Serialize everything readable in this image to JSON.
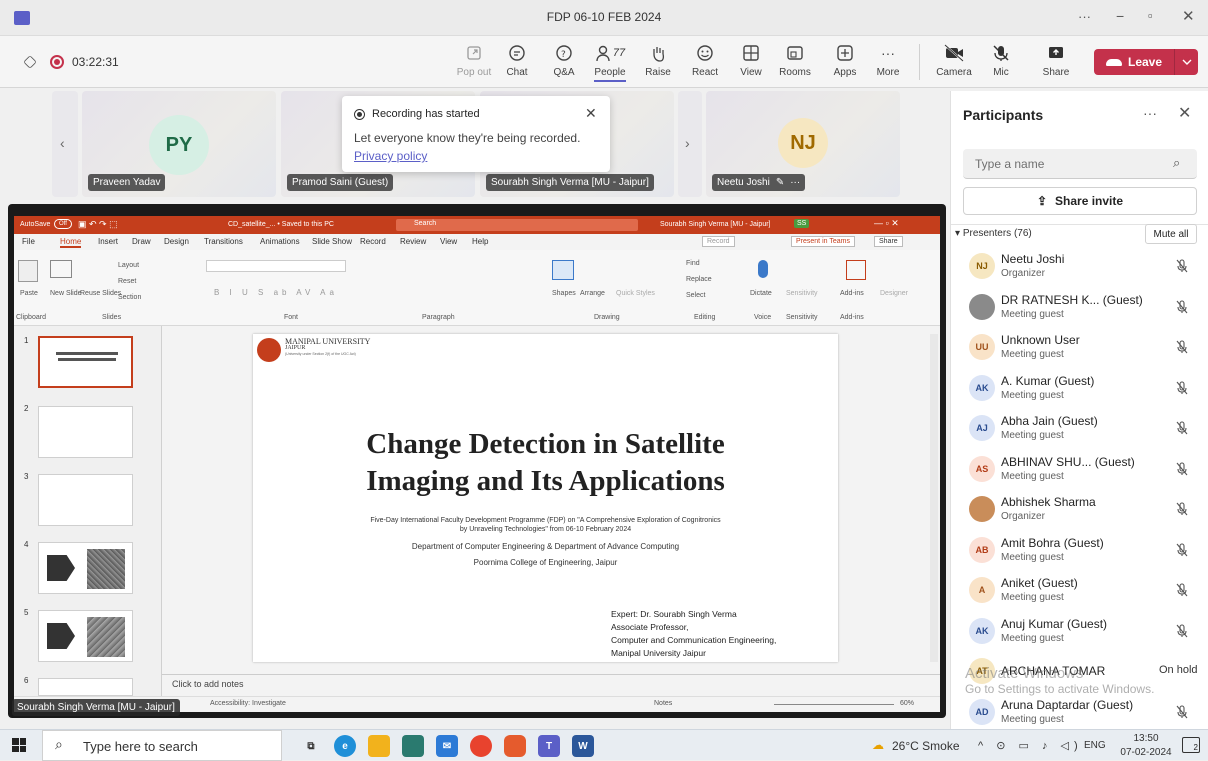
{
  "window": {
    "title": "FDP 06-10 FEB 2024",
    "more": "···"
  },
  "toolbar": {
    "timer": "03:22:31",
    "popout": "Pop out",
    "chat": "Chat",
    "qa": "Q&A",
    "people": "People",
    "people_count": "77",
    "raise": "Raise",
    "react": "React",
    "view": "View",
    "rooms": "Rooms",
    "apps": "Apps",
    "more": "More",
    "camera": "Camera",
    "mic": "Mic",
    "share": "Share",
    "leave": "Leave"
  },
  "video_strip": {
    "tiles": [
      {
        "initials": "PY",
        "name": "Praveen Yadav"
      },
      {
        "initials": "",
        "name": "Pramod Saini (Guest)"
      },
      {
        "initials": "",
        "name": "Sourabh Singh Verma [MU - Jaipur]"
      },
      {
        "initials": "NJ",
        "name": "Neetu Joshi"
      }
    ],
    "more_dots": "···"
  },
  "recording_toast": {
    "title": "Recording has started",
    "message": "Let everyone know they're being recorded.",
    "link": "Privacy policy"
  },
  "ppt": {
    "autosave": "AutoSave",
    "autosave_state": "Off",
    "filename": "CD_satellite_... • Saved to this PC",
    "search": "Search",
    "user": "Sourabh Singh Verma [MU - Jaipur]",
    "user_initials": "SS",
    "menu": [
      "File",
      "Home",
      "Insert",
      "Draw",
      "Design",
      "Transitions",
      "Animations",
      "Slide Show",
      "Record",
      "Review",
      "View",
      "Help"
    ],
    "record_btn": "Record",
    "present_btn": "Present in Teams",
    "share_btn": "Share",
    "ribbon": {
      "paste": "Paste",
      "new_slide": "New Slide",
      "reuse": "Reuse Slides",
      "layout": "Layout",
      "reset": "Reset",
      "section": "Section",
      "clipboard": "Clipboard",
      "slides": "Slides",
      "font": "Font",
      "paragraph": "Paragraph",
      "shapes": "Shapes",
      "arrange": "Arrange",
      "quick": "Quick Styles",
      "drawing": "Drawing",
      "find": "Find",
      "replace": "Replace",
      "select": "Select",
      "editing": "Editing",
      "dictate": "Dictate",
      "voice": "Voice",
      "sensitivity": "Sensitivity",
      "addins": "Add-ins",
      "designer": "Designer"
    },
    "thumb_numbers": [
      "1",
      "2",
      "3",
      "4",
      "5",
      "6"
    ],
    "slide": {
      "uni_name": "MANIPAL UNIVERSITY",
      "uni_city": "JAIPUR",
      "uni_sub": "(University under Section 2(f) of the UGC Act)",
      "title_line1": "Change Detection in Satellite",
      "title_line2": "Imaging and Its Applications",
      "line1": "Five-Day International Faculty Development Programme (FDP) on \"A Comprehensive Exploration of Cognitronics",
      "line2": "by Unraveling Technologies\" from 06-10 February 2024",
      "line3": "Department of Computer Engineering & Department of Advance Computing",
      "line4": "Poornima College of Engineering, Jaipur",
      "expert": [
        "Expert: Dr. Sourabh Singh Verma",
        "Associate Professor,",
        "Computer and Communication Engineering,",
        "Manipal University Jaipur"
      ]
    },
    "notes": "Click to add notes",
    "status_left": "Accessibility: Investigate",
    "status_notes": "Notes",
    "zoom": "60%"
  },
  "presenter_tag": "Sourabh Singh Verma [MU - Jaipur]",
  "panel": {
    "title": "Participants",
    "search_placeholder": "Type a name",
    "share_invite": "Share invite",
    "section": "Presenters (76)",
    "mute_all": "Mute all",
    "people": [
      {
        "initials": "NJ",
        "name": "Neetu Joshi",
        "role": "Organizer",
        "color": "#f6e7c1",
        "fg": "#8a5b00"
      },
      {
        "initials": "",
        "name": "DR RATNESH K... (Guest)",
        "role": "Meeting guest",
        "color": "#8a8a8a",
        "fg": "#ffffff"
      },
      {
        "initials": "UU",
        "name": "Unknown User",
        "role": "Meeting guest",
        "color": "#f9e3c8",
        "fg": "#a0521c"
      },
      {
        "initials": "AK",
        "name": "A. Kumar (Guest)",
        "role": "Meeting guest",
        "color": "#dbe4f6",
        "fg": "#2a4c8f"
      },
      {
        "initials": "AJ",
        "name": "Abha Jain (Guest)",
        "role": "Meeting guest",
        "color": "#dbe4f6",
        "fg": "#2a4c8f"
      },
      {
        "initials": "AS",
        "name": "ABHINAV SHU... (Guest)",
        "role": "Meeting guest",
        "color": "#fbe0d6",
        "fg": "#b23c17"
      },
      {
        "initials": "",
        "name": "Abhishek Sharma",
        "role": "Organizer",
        "color": "#c98d5a",
        "fg": "#ffffff"
      },
      {
        "initials": "AB",
        "name": "Amit Bohra (Guest)",
        "role": "Meeting guest",
        "color": "#fbe0d6",
        "fg": "#b23c17"
      },
      {
        "initials": "A",
        "name": "Aniket (Guest)",
        "role": "Meeting guest",
        "color": "#f9e3c8",
        "fg": "#a0521c"
      },
      {
        "initials": "AK",
        "name": "Anuj Kumar (Guest)",
        "role": "Meeting guest",
        "color": "#dbe4f6",
        "fg": "#2a4c8f"
      },
      {
        "initials": "AT",
        "name": "ARCHANA TOMAR",
        "role": "",
        "status": "On hold",
        "color": "#f6e7c1",
        "fg": "#8a5b00"
      },
      {
        "initials": "AD",
        "name": "Aruna Daptardar (Guest)",
        "role": "Meeting guest",
        "color": "#dbe4f6",
        "fg": "#2a4c8f"
      }
    ],
    "watermark1": "Activate Windows",
    "watermark2": "Go to Settings to activate Windows."
  },
  "taskbar": {
    "search": "Type here to search",
    "weather": "26°C Smoke",
    "lang": "ENG",
    "time": "13:50",
    "date": "07-02-2024",
    "notif": "2"
  }
}
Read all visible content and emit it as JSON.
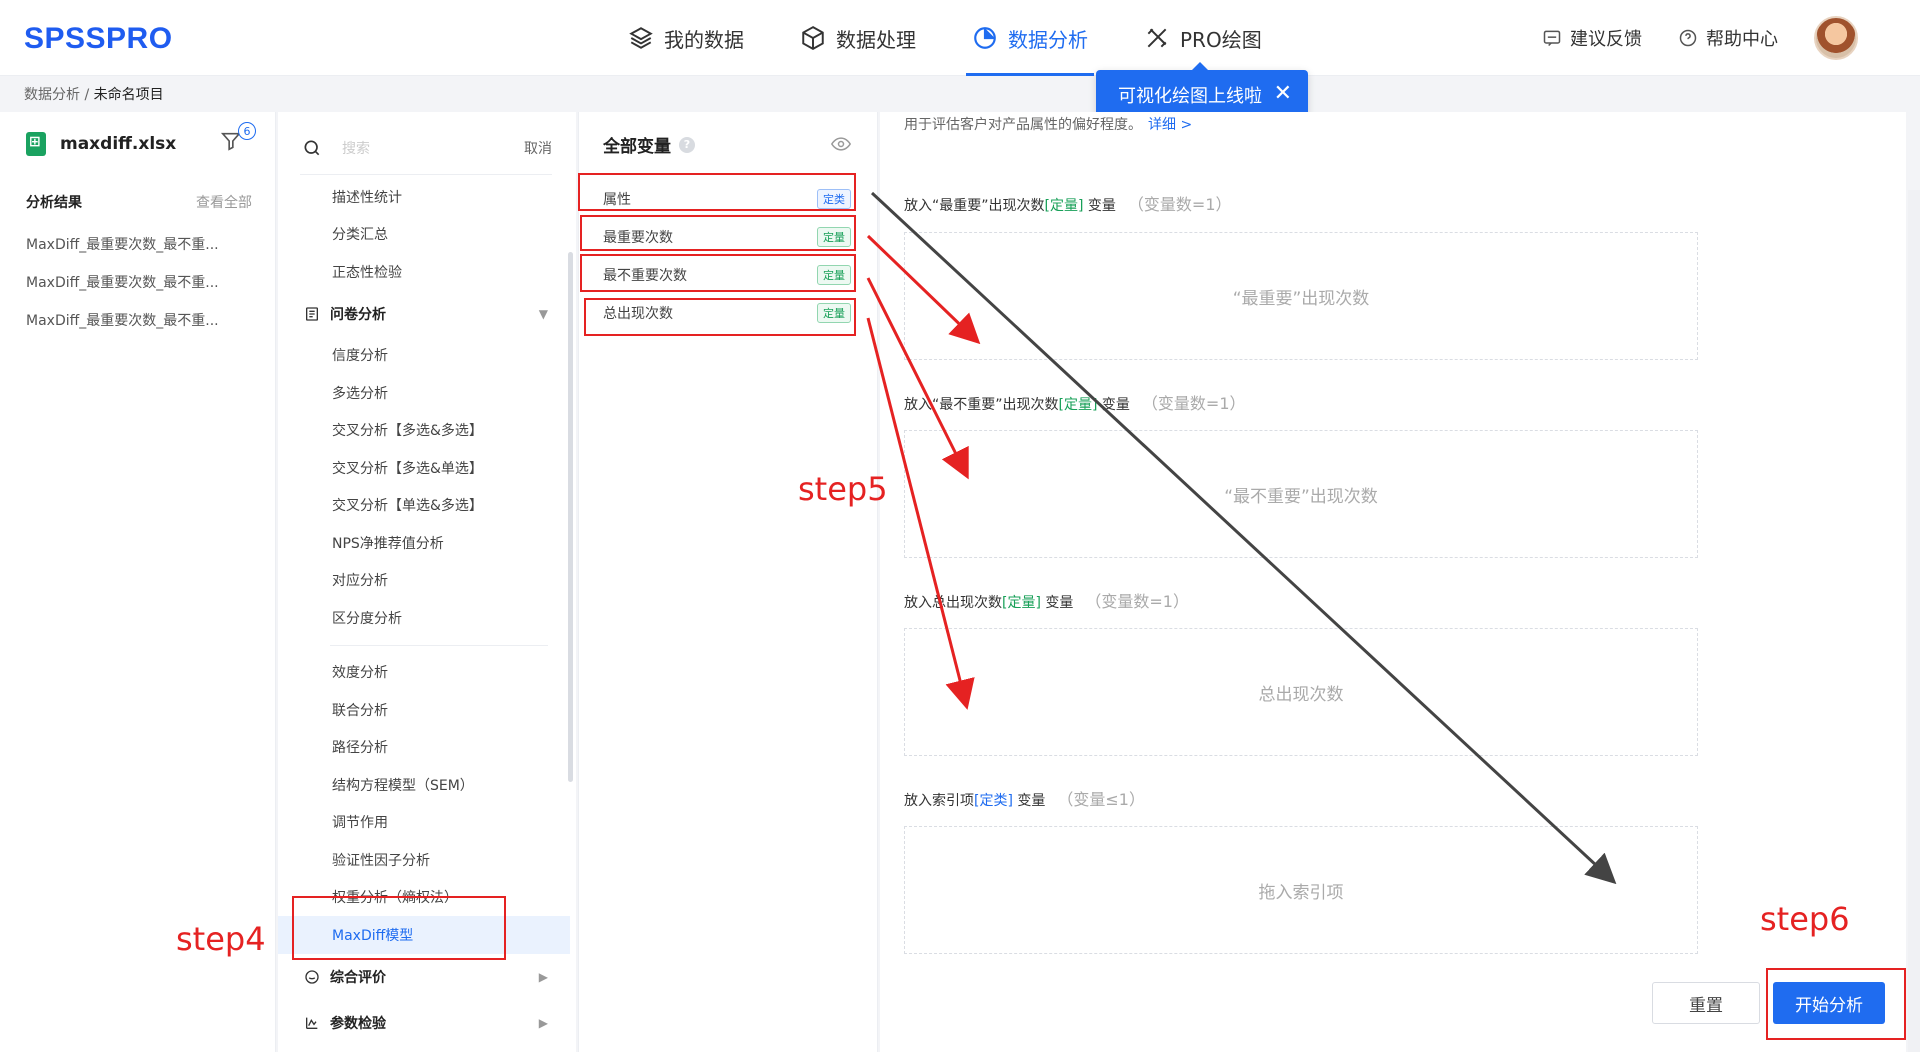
{
  "header": {
    "logo": "SPSSPRO",
    "nav": [
      {
        "label": "我的数据",
        "icon": "layers-icon"
      },
      {
        "label": "数据处理",
        "icon": "cube-icon"
      },
      {
        "label": "数据分析",
        "icon": "pie-chart-icon",
        "active": true
      },
      {
        "label": "PRO绘图",
        "icon": "drawing-tools-icon"
      }
    ],
    "feedback": "建议反馈",
    "help": "帮助中心"
  },
  "popup": {
    "text": "可视化绘图上线啦",
    "close": "✕"
  },
  "breadcrumb": {
    "parent": "数据分析",
    "sep": " / ",
    "current": "未命名项目"
  },
  "sidebar": {
    "file_name": "maxdiff.xlsx",
    "filter_count": "6",
    "results_title": "分析结果",
    "view_all": "查看全部",
    "results": [
      "MaxDiff_最重要次数_最不重...",
      "MaxDiff_最重要次数_最不重...",
      "MaxDiff_最重要次数_最不重..."
    ]
  },
  "methods": {
    "search_placeholder": "搜索",
    "cancel": "取消",
    "top_items": [
      "描述性统计",
      "分类汇总",
      "正态性检验"
    ],
    "group_survey": "问卷分析",
    "survey_items": [
      "信度分析",
      "多选分析",
      "交叉分析【多选&多选】",
      "交叉分析【多选&单选】",
      "交叉分析【单选&多选】",
      "NPS净推荐值分析",
      "对应分析",
      "区分度分析"
    ],
    "survey_items2": [
      "效度分析",
      "联合分析",
      "路径分析",
      "结构方程模型（SEM）",
      "调节作用",
      "验证性因子分析",
      "权重分析（熵权法）",
      "MaxDiff模型"
    ],
    "group_eval": "综合评价",
    "group_param": "参数检验"
  },
  "variables": {
    "title": "全部变量",
    "help": "?",
    "items": [
      {
        "name": "属性",
        "tag": "定类",
        "kind": "cat"
      },
      {
        "name": "最重要次数",
        "tag": "定量",
        "kind": "qty"
      },
      {
        "name": "最不重要次数",
        "tag": "定量",
        "kind": "qty"
      },
      {
        "name": "总出现次数",
        "tag": "定量",
        "kind": "qty"
      }
    ]
  },
  "config": {
    "description": "用于评估客户对产品属性的偏好程度。",
    "detail_link": "详细 >",
    "zones": [
      {
        "prefix": "放入“最重要”出现次数",
        "tag": "[定量]",
        "kind": "qty",
        "suffix": " 变量",
        "count": "（变量数=1）",
        "placeholder": "“最重要”出现次数"
      },
      {
        "prefix": "放入“最不重要”出现次数",
        "tag": "[定量]",
        "kind": "qty",
        "suffix": " 变量",
        "count": "（变量数=1）",
        "placeholder": "“最不重要”出现次数"
      },
      {
        "prefix": "放入总出现次数",
        "tag": "[定量]",
        "kind": "qty",
        "suffix": " 变量",
        "count": "（变量数=1）",
        "placeholder": "总出现次数"
      },
      {
        "prefix": "放入索引项",
        "tag": "[定类]",
        "kind": "cat",
        "suffix": " 变量",
        "count": "（变量≤1）",
        "placeholder": "拖入索引项"
      }
    ],
    "reset": "重置",
    "start": "开始分析"
  },
  "annotations": {
    "step4": "step4",
    "step5": "step5",
    "step6": "step6",
    "color": "#e52222"
  }
}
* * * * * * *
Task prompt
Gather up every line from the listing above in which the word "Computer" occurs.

Your solution
      "line3": "Department of Computer Engineering & Department of Advance Computing",
        "Computer and Communication Engineering,",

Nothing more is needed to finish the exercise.